Biggest Bucks of the Whitetail Rut
Text and photography by Bill Marchel
As a wildlife photographer, I pursue white-tailed deer year-round. But by far my favorite time to photograph whitetails is during the fall breeding season, the time deer hunters call the rut. That is when big bucks are at their physical peaks, when they are most active and least wary, and when they sometimes even act goofy because procreation is a priority.
On three occasions Ive had a ringside seat at an event seldom seen by humansan all-out battle between two mature bucks. Those buck brawls were no sparring matches between immature deer, which are common occurrences. The nastiest of those buck fights remains the most exciting natural event Ive ever witnessed. That battle between two big bucks lasted 30 minutes, and four antler tines snapped during the brouhaha, which ended in a draw.

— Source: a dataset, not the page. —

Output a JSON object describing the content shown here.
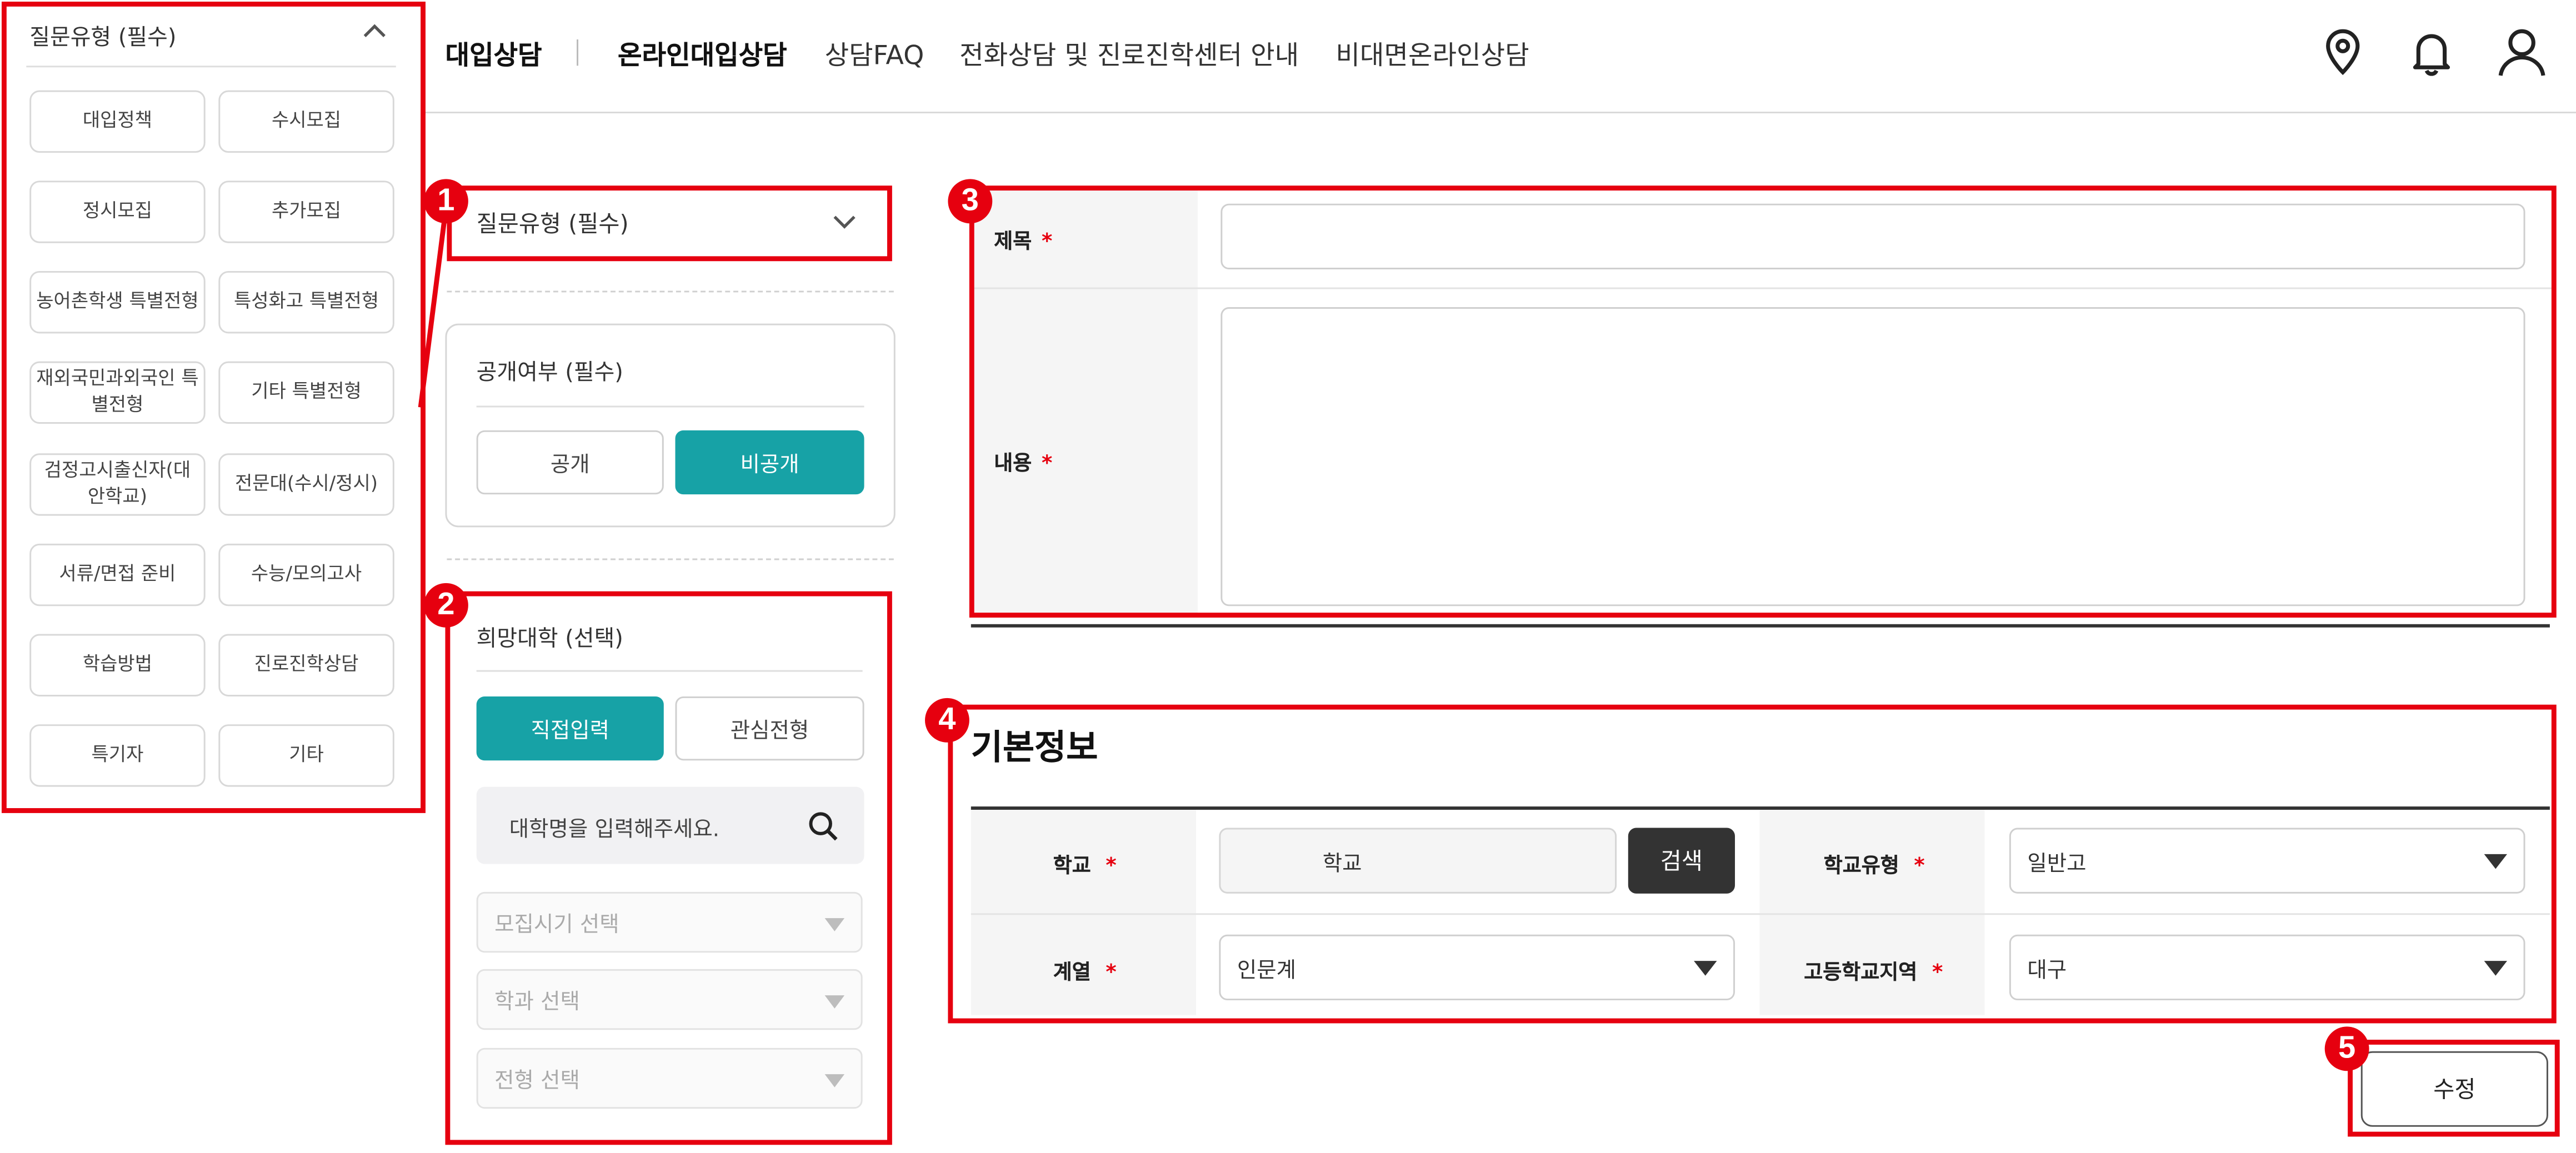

Fights between rutting bucks can cause injury or even death. Last November, walking back to my truck following an afternoon of deer photography, I found a dead buck with 10-point antlers, lying at the base of an oak ridge. I presumed the buck had been shot and lost by a hunter, or had staggered into the woods after being struck by an automobile. But as I examined the carcass, I realized my assumptions were incorrect. A quick autopsy revealed numerous puncture wounds through the ribs and into the lungs, apparently inflicted by the tines of an opposing buck. The dead bucks right eye was swollen almost shut, and the skull bone just below the eye socket was shattered where a tine had penetrated. It was the only buck I have ever found that I knew had died from battle.
Bill Marchel, Fort Ripley, is a free-lance wildlife photographer who specializes in noncaptive subjects. For more photographs of the rut, see a copy of the SeptemberOctober 2002 issue. Or visit www.billmarchel.com.